Revised payment claims under the Security of Payment Act may be invalid

A “revised” payment claim, for a different sum, served one day after another payment claim had been served was invalid because it was held to be a second payment claim and therefore in contravention of s 14(8) of the Building and Construction Industry Security of Payment Act 2002 (Vic) which prohibits more than one payment claim being served in respect of the same reference date.

Review of ‘competence’ decisions under s 16(9) of the CAA by Courts – hearing de novo

Arbitral tribunals have the ‘competence’ to make rulings on their own jurisdiction under s 16 of the CAA (and Model Law).  However, within 30 days after the ruling, a party can seek a review of that decision by asking the Court to decide the matter (s 16(9)).  The Supreme Court of Victoria has held, by reference to international authorities, that such a review is by way of hearing de novo. 

Insolvent corporate trustees: some questions finally answered

The Victorian Court of Appeal and a Full Court of the Federal Court have each recently held that the statutory priority regime applies to the winding up of companies that act as trustees of trading trusts, confirming that employee claims and a liquidator’s remuneration and costs are priority debts. Special leave to appeal the Court of Appeal’s decision has been sought.

The limits of secrecy

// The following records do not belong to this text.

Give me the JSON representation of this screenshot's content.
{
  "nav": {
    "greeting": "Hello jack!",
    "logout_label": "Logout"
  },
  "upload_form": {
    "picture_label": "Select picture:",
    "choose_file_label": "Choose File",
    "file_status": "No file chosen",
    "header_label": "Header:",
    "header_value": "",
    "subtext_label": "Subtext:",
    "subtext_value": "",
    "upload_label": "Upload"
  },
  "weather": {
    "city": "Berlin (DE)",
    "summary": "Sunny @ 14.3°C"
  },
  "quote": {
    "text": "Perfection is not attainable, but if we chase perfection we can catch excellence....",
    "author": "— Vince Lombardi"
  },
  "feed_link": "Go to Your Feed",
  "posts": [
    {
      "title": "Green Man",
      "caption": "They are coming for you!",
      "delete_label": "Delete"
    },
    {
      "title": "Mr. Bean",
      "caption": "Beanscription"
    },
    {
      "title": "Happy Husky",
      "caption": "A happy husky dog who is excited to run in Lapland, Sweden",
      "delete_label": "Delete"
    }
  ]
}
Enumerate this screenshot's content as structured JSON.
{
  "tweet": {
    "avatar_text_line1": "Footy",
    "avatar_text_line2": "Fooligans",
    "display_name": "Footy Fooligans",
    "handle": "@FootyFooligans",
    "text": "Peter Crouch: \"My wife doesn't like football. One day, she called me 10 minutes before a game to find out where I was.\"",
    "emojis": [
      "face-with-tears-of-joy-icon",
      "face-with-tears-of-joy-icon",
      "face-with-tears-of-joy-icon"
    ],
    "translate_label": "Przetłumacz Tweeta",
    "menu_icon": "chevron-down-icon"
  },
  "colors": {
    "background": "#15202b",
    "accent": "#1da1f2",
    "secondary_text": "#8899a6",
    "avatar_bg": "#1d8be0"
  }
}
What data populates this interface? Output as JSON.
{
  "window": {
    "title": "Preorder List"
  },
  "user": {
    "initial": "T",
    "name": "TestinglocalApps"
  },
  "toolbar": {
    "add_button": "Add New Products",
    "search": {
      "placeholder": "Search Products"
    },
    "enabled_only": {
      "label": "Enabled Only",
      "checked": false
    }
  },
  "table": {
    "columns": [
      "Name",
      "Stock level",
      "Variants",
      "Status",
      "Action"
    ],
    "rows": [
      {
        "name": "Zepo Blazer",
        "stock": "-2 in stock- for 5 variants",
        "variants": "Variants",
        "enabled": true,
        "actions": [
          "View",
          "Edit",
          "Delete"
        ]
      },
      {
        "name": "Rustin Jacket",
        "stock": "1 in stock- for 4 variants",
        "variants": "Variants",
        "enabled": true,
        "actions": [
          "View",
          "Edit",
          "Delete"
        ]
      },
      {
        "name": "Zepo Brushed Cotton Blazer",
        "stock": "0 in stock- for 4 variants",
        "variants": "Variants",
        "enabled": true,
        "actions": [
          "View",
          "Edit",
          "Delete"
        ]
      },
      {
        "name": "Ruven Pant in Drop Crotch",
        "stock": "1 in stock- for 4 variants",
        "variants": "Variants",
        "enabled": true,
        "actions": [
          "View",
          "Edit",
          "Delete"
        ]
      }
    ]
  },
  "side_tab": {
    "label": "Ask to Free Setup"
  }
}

The High Court has read down a statutory secrecy provision that purported to shield information from production to a court on judicial review. In doing so, it has confirmed that s 75(v) of the Constitution protects more than simply the right to commence proceedings for judicial review.

A Cartel Case Gets Washed Away

Just before Christmas last year Wigney J dismissed a cartel case in which the ACCC alleged that Cussons (and the other major laundry detergent manufacturers) had colluded when they simultaneously transitioned all their detergent products from a standard formula to an ‘ultra-concentrated’ formula (with concomitant repackaging and re-pricing). The case is on appeal.

Drugs in thoroughbred racing still in the limelight

The Court of Appeal’s recent decision in Racing Victoria Limited v Kavanagh addresses the state of knowledge required of a trainer to establish an administration offence under the Rules of Racing. The decision will be of interest to those following one of the biggest horse doping scandals in Australian history involving trainers with links to the Aquanita Racing stables.